Article by Dan Berry, Behavioural Insights Strategist, H+K Smarter, Hill+Knowlton Strategies
As communicators we have always known that people act in ways that are often surprising and seemingly irrational. People do not always switch to a better and cheaper product. Employees are sometimes resistant to change that would benefit both them and their company. Almost all of us do not save, exercise or eat as healthily as we know we should.
But it’s only in the last decade or so that behavioural science has begun to help us really understand why this is. To put it simply: our feelings and habits not only influence how we think, but are more important than our conscious and rational thoughts. What we then do, our behaviour, is likewise not usually driven by rational thought.
There’s a consensus in psychology and economics that this is true. It’s spurred the new discipline of behavioural economics and Nobel Prize winners. It’s led to the creation of teams of behavioural economists and similar specialists in the White House and the UK government – as well as at Facebook and all the big banks.

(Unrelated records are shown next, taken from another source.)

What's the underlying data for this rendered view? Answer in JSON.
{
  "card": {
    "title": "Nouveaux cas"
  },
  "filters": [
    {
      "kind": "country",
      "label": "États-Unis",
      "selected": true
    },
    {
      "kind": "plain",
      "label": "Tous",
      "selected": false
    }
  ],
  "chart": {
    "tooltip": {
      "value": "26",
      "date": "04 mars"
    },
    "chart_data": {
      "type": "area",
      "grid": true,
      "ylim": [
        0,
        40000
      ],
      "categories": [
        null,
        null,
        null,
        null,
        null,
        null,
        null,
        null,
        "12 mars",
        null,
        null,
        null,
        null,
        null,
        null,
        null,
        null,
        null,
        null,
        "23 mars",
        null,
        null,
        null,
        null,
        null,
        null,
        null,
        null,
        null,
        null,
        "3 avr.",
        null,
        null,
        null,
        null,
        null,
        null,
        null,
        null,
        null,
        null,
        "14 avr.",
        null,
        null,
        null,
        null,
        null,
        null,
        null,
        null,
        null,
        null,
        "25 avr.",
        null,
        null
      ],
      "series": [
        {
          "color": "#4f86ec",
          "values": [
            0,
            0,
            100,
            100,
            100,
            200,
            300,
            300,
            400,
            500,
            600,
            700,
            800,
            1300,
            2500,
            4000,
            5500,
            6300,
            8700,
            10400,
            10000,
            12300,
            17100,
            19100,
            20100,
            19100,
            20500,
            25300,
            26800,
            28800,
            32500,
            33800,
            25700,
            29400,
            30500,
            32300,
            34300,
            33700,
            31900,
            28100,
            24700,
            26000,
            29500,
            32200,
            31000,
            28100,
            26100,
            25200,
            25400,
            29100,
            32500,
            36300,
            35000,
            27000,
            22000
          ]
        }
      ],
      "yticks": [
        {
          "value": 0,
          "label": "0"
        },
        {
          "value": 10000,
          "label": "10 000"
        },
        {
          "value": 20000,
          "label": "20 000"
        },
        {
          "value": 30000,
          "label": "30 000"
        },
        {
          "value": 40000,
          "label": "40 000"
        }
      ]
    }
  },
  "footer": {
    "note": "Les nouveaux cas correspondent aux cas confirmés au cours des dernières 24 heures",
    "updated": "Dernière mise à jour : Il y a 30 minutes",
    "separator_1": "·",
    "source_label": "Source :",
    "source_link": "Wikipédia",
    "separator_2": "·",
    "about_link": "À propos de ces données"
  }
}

The PR industry needs to catch-up. We’ve moved on from the days where our primary expertise was a knowledge of how the media works. As more of our communications become direct to audience, we need to become expert in the science of how people actually think, behave and make decisions.

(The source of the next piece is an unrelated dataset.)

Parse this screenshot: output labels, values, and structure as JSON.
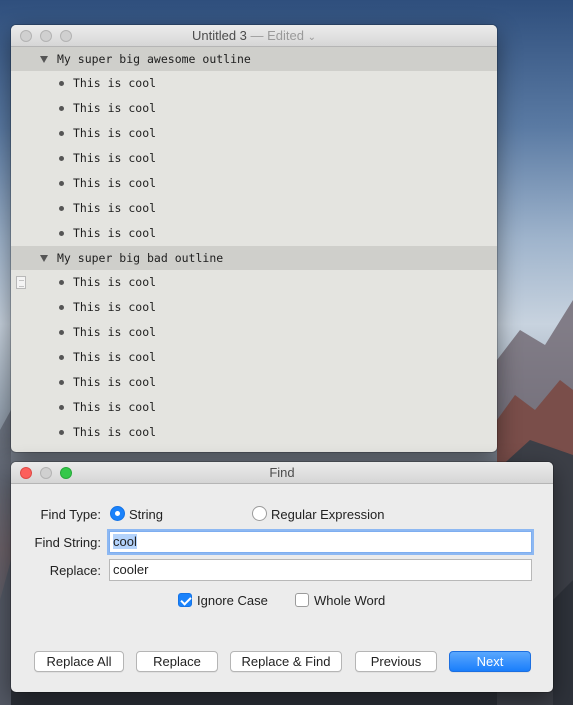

You may be thinking that the notion people are influenced by our feelings, emotions and habits isn’t controversial. You surely often draw on emotions in your own communication strategies. What’s new?
The answer is quite a lot. Whilst the human brain has hardly changed in thousands of years, our understanding of how it works has recently increased greatly.
For instance, people are hardwired to over respond to both positive and negative actions of others. We all feel obliged to give back to others the type of behaviour we have received from them. This is what you feel when someone gives you a Christmas card; you feel a strong urge to give a card in return. Communications professionals can do a lot more to harness and share this sense of reciprocity. This is just one behavioural insight.
These new insights are very important. Scientific research shows that rational communication approaches may be less effective than we might think and sometimes actively counter-productive.
The good news is that we now have a better than ever understanding of precisely which emotions or other instinctive thought processes matter – and in what circumstances. The science helps us to analyse the drivers for human behaviour as well providing the tools to better influence them. People may behave irrationally, but they behave in predictably irrational ways.
There is also a big positive to the seemingly unhelpful implication that human decision-making and behaviour is much more complicated than we previously thought. This makes our jobs more difficult but also more valuable: it would be much easier to influence a bunch of rationally calculating robots.
But to truly seize this opportunity, we need to be brave. Applying behavioural science will often mean changing the way we develop insights and solve problems. It is not a term to be used to badge or package the ways we worked yesterday.
This means we need to challenge the models and approaches we typically use and question whether they reflect the new knowledge we now have. We need to ensure they are not just a reflection of our own habits.
If we do then the potential is significant. Adding the science of human behaviour to the art of communications makes campaign ideas better as well as more buyable.
Dan Berry from Hill and Knowlton Strategies’ in-house behavioural insights team, H+K Smarter, will give some more examples and tools at the Global ICCO PR Summit on 30 September 2016 – iccosummit.org